Wednesday, November 1, 2017

Tabletop Games

As society plunged into the new dark ages, one of the few means of recreation was tabletop game. Cheap and not requiring electricity, tabletop games also evoke a sort of anachronistic, recursive nostalgia. They remind people of "good old days"' while still being intelligible to current circumstances. However, in Medieval America, all but Chess have a pretty shady rep and are discouraged by the clergy, and even so!even of the most innocuous card and board games are the equivalent to our lurid video games or pornography. (Some cards and game pieces are in fact, pornographic) Soldiers will dispose of their playing cards before battle, so families or pries to won't find them on their person. "Losing their cards" has become a colloquialism for sanitizng a dead person's past.

Chess is ever popular, and is actually one of the more intellectual pursuits for Warlords, as it teaches strategy, patience, and respect for one's opponent. It also stereotypes a Chess player as more of a rich, landed bro as opposed to an egghead per se. The poorer will play Checkers, and Chess vs Checkers is sometimes used to distinguish the knight vs mercenary stratification.

While most of Europe has to back o their own varying, sometimes esoteric suits (like  Three of Dogs), American card players stick to the standardized suit of hearts-clubs-diamonds-spades. However, card decks in the new Middle Ages tend to be smaller in size, as it's creates more work from the cardmaker, and people don't really feel like counting beyond 8. Cards tend to be byproducts of book making, so one is more likely to find them in Portland or Buffalo.

Of all the Parker Bros era books, Clue is the most popular. This is because the Christiesque atmosphere is both familiar yet exotic to Medieval Americans, and because it's a relatively simple game in both instructions and resources. The gun is replaced with a poisoned chalice, and because of the game, 20th century denizens have a reputation of being quite murderous.

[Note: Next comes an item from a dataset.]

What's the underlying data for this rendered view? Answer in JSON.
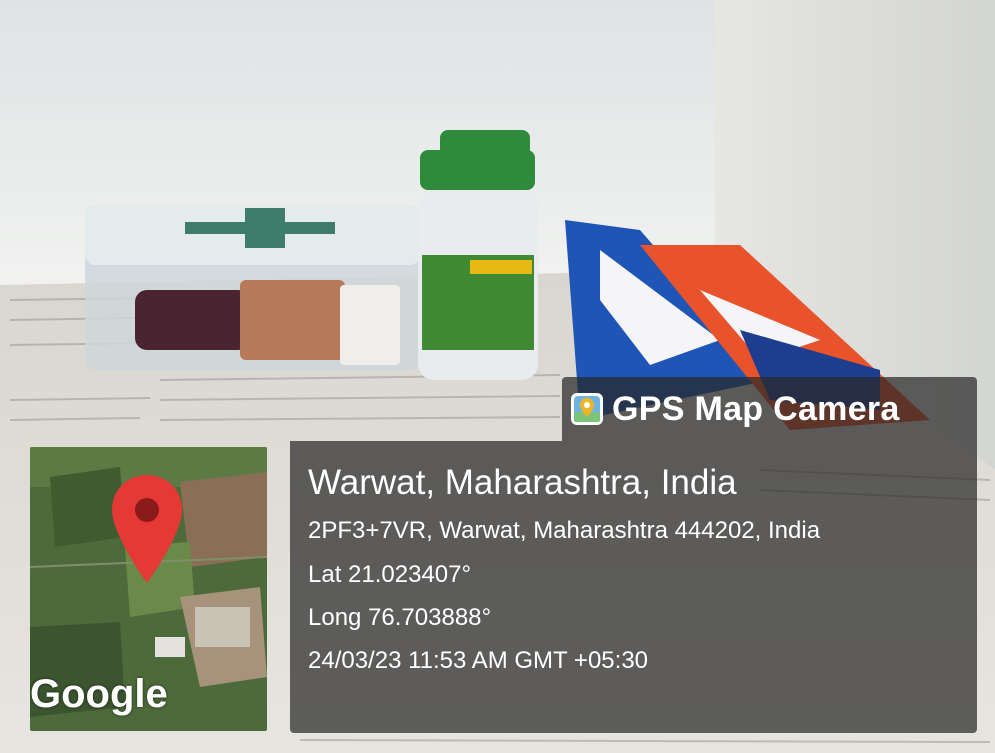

Dungeons and Dragons is sometimes played, and mistakenly believed to date back to the original Middle Ages. It's actually much more simplified and even standardized, as people don't have he time or means to keep track of hundreds of monster stats. Monsters are placed throughout a maze (a dragon is always the center), and ranked on a scale of one to six. (Codifying this can be a source of much argument) No prestige classes, the lineup is usually confined to fighter, healer, magician, archer and thief. No more, no less.